:: TASK PROMPT ::
When you write out the listing, keep every word as it stands and drop the pictures.

——

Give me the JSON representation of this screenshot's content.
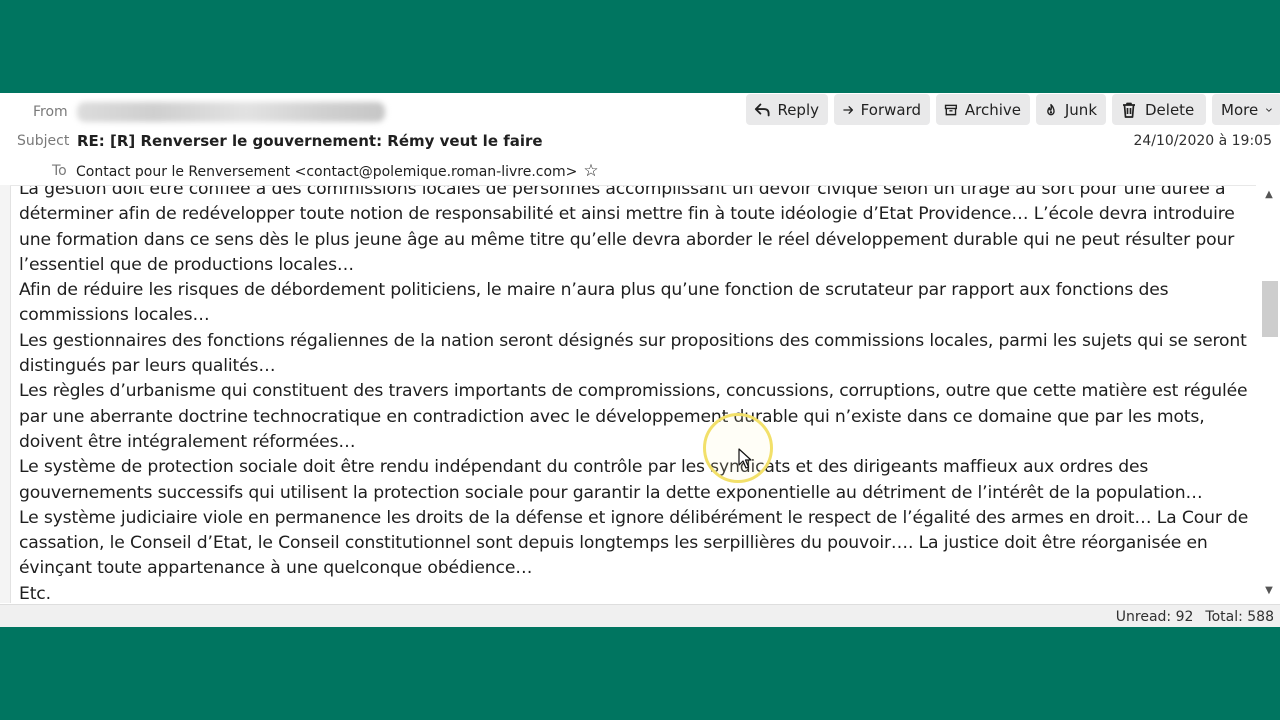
{
  "header": {
    "from_label": "From",
    "subject_label": "Subject",
    "subject": "RE: [R] Renverser le gouvernement: Rémy veut le faire",
    "to_label": "To",
    "to": "Contact pour le Renversement <contact@polemique.roman-livre.com>",
    "date": "24/10/2020 à 19:05"
  },
  "toolbar": {
    "reply": "Reply",
    "forward": "Forward",
    "archive": "Archive",
    "junk": "Junk",
    "delete": "Delete",
    "more": "More"
  },
  "body": {
    "paragraphs": [
      "La gestion doit être confiée à des commissions locales de personnes accomplissant un devoir civique selon un tirage au sort pour une durée à déterminer afin de redévelopper toute notion de responsabilité et ainsi mettre fin à toute idéologie d’Etat Providence… L’école devra introduire une formation dans ce sens dès le plus jeune âge au même titre qu’elle devra aborder le réel développement durable qui ne peut résulter pour l’essentiel que de productions locales…",
      "Afin de réduire les risques de débordement politiciens, le maire n’aura plus qu’une fonction de scrutateur par rapport aux fonctions des commissions locales…",
      "Les gestionnaires des fonctions régaliennes de la nation seront désignés sur propositions des commissions locales, parmi les sujets qui se seront distingués par leurs qualités…",
      "Les règles d’urbanisme qui constituent des travers importants de compromissions, concussions, corruptions, outre que cette matière est régulée par une aberrante doctrine technocratique en contradiction avec le développement durable qui n’existe dans ce domaine que par les mots, doivent être intégralement réformées…",
      "Le système de protection sociale doit être rendu indépendant du contrôle par les syndicats et des dirigeants maffieux aux ordres des gouvernements successifs qui utilisent la protection sociale pour garantir la dette exponentielle au détriment de l’intérêt de la population…",
      "Le système judiciaire viole en permanence les droits de la défense et ignore délibérément le respect de l’égalité des armes en droit… La Cour de cassation, le Conseil d’Etat, le Conseil constitutionnel sont depuis longtemps les serpillières du pouvoir…. La justice doit être réorganisée en évinçant toute appartenance à une quelconque obédience…",
      "Etc."
    ]
  },
  "status": {
    "unread": "Unread: 92",
    "total": "Total: 588"
  },
  "colors": {
    "background": "#007560",
    "toolbar_button": "#e9e9ea"
  }
}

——

:: TASK ANSWER ::
Give me the JSON representation of this screenshot's content.
{
  "header": {
    "from_label": "From",
    "subject_label": "Subject",
    "subject": "RE: [R] Renverser le gouvernement: Rémy veut le faire",
    "to_label": "To",
    "to": "Contact pour le Renversement <contact@polemique.roman-livre.com>",
    "date": "24/10/2020 à 19:05"
  },
  "toolbar": {
    "reply": "Reply",
    "forward": "Forward",
    "archive": "Archive",
    "junk": "Junk",
    "delete": "Delete",
    "more": "More"
  },
  "body": {
    "paragraphs": [
      "La gestion doit être confiée à des commissions locales de personnes accomplissant un devoir civique selon un tirage au sort pour une durée à déterminer afin de redévelopper toute notion de responsabilité et ainsi mettre fin à toute idéologie d’Etat Providence… L’école devra introduire une formation dans ce sens dès le plus jeune âge au même titre qu’elle devra aborder le réel développement durable qui ne peut résulter pour l’essentiel que de productions locales…",
      "Afin de réduire les risques de débordement politiciens, le maire n’aura plus qu’une fonction de scrutateur par rapport aux fonctions des commissions locales…",
      "Les gestionnaires des fonctions régaliennes de la nation seront désignés sur propositions des commissions locales, parmi les sujets qui se seront distingués par leurs qualités…",
      "Les règles d’urbanisme qui constituent des travers importants de compromissions, concussions, corruptions, outre que cette matière est régulée par une aberrante doctrine technocratique en contradiction avec le développement durable qui n’existe dans ce domaine que par les mots, doivent être intégralement réformées…",
      "Le système de protection sociale doit être rendu indépendant du contrôle par les syndicats et des dirigeants maffieux aux ordres des gouvernements successifs qui utilisent la protection sociale pour garantir la dette exponentielle au détriment de l’intérêt de la population…",
      "Le système judiciaire viole en permanence les droits de la défense et ignore délibérément le respect de l’égalité des armes en droit… La Cour de cassation, le Conseil d’Etat, le Conseil constitutionnel sont depuis longtemps les serpillières du pouvoir…. La justice doit être réorganisée en évinçant toute appartenance à une quelconque obédience…",
      "Etc."
    ]
  },
  "status": {
    "unread": "Unread: 92",
    "total": "Total: 588"
  },
  "colors": {
    "background": "#007560",
    "toolbar_button": "#e9e9ea"
  }
}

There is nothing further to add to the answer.